The 19th and 20th centuries saw a revival in interest in the Atlantean legend, and searches became more commonplace. Known for a strong interest in the occult and mysticism, the Nazi Party of Germany sponsored in-depth research on the lost city, believing that the fabled Atlanteans were possibly genetically connected to the Aryan race. More recently, as understanding of geological patterns and plate tectonics increased, it became increasingly clear that the scenario of an entire landmass disappearing overnight was highly improbable, and interest again waned. For many enthusiasts out there, however, there remain many unanswered questions regarding Atlantis, and the search continues.
Earliest Known Reference: Unknown. Originated in Russian folklore predating the 19th century
Theorized Location: Western Russia near the Volga River
Status: Dismissed as myth
Kitezh is a lesser known lost city that originates in Russian religious folklore. Generally dismissed by modern scholars as existing only in legend, it is considered to be the Russian version of the Atlantis myth. The legend speaks of a 12th century Grand Prince, Yuri II of Vladimir, who had a magnificent town built on an island off the shore of Svetloyar Lake in modern day western Russia. When Mongol invaders led by Batu Khan moved to conquer the town, they found it was completely exposed, lacking even the most rudimentary defensive structures. Even more unbelievably, the citizens of the town made no effort to defend themselves, but instead chose to simply kneel in prayer, invoking the Almighty to protect them. Unmoved by this display of piety, the Mongols prepared to strike. As they advanced, however, they were stopped short as massive geysers erupted across the town, shooting high into the sky. Astonished, the Mongols ceased their advance, watching as the geysers flooded the town and the island itself began to slowly sink into the lake, with its residents all the while praying for protection from on high.
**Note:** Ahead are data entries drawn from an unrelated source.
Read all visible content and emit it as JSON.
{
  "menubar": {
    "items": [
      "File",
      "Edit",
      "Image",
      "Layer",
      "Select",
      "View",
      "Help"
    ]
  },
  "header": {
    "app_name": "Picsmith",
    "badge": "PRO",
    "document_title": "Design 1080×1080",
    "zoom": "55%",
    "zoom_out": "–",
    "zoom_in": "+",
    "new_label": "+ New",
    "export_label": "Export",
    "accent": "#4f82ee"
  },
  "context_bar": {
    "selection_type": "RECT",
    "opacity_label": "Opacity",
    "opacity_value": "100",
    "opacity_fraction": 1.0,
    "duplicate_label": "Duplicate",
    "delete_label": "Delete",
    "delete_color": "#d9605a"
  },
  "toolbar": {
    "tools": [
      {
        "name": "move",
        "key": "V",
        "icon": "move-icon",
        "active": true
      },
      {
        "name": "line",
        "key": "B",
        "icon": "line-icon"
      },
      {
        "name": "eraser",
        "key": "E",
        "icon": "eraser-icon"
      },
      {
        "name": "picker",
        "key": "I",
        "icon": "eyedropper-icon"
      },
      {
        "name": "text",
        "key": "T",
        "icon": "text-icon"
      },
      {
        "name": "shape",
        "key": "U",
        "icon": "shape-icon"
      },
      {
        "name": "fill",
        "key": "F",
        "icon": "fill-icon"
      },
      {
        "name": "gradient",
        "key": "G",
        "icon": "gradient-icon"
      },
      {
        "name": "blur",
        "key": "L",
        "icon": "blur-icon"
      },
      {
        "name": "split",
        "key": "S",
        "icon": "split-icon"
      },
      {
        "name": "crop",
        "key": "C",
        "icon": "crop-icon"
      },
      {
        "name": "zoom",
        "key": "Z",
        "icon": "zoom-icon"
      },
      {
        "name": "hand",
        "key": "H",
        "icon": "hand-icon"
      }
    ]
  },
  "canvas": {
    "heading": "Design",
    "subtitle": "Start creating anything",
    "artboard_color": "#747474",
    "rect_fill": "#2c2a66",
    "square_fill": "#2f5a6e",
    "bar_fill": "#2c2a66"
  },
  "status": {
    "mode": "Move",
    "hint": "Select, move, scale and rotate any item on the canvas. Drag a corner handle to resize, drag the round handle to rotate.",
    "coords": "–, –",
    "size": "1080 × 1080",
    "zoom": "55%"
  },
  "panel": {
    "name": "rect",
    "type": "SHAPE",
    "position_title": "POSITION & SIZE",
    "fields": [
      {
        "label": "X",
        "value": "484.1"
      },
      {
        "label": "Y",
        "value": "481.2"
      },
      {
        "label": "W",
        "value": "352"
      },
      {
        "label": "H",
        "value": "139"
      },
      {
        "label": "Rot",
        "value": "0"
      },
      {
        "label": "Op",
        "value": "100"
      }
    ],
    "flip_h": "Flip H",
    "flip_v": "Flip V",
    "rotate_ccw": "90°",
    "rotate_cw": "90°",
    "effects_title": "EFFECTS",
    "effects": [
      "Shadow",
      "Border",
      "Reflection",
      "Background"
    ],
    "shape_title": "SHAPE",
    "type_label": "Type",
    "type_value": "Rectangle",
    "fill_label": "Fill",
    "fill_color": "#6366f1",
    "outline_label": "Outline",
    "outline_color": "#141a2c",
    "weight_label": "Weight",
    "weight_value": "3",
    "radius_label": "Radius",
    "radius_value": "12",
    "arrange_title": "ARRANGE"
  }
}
As with any legend, the facts surrounding the possible existence of Kitezh and its extraordinary disappearance are few and far between. Oral tradition and folklore have colored the story for generations, and time has only made the legend more fantastic. It is now rumored that bells and singing can be heard from the shores of Svetloyar Lake on calm evenings, a guiding beacon which leads the pure in heart to the gates of Kitzeh, where its pious residents continue to walk the streets, shielded from the view of ordinary men.
Bonus: Lost City Found – Troy
Earliest Known Reference: Homer’s Iliad, 8th Century B.C.
Theorized Location: Northwest Turkey
Troy, the magnificent city at the center of Homer’s epic Iliad, was long believed to have existed only in oral tradition and in the pages of Homer’s works and those that followed. It was not until Heinrich Schliemann began a chance archaeological excavation at a site in Northwest Turkey in the mid/late 19th century that it became clear that Homeric Troy was a very real place. Schliemann, a wealthy businessman and self-taught archaeologist, used prior studies done by the owner of the dig site to determine where to dig, and what he found would quickly become one of the greatest archaeological studies to date.
Troy is not one, but technically several different archaeological sites all existing in the same location and hidden at varying depths below the earth’s surface. One of these cities, known as Troy VII(a) is widely accepted to be the Troy of Homer’s Iliad. Now a World Heritage Site and considered to be one of the greatest discoveries of the modern world, Troy stands as testament that while most will continue to live on only in legend, lost cities do, every once and again, become found.
Sources and Further Reading
Finding the Lost Cities  by Rebecca Stefoff
The Lost City of Z by David Grann
Exploration Fawcett  by Percy Fawcett
Lost Cities of Atlantis, Ancient Europe & the Mediterranean  by David Hatcher Childress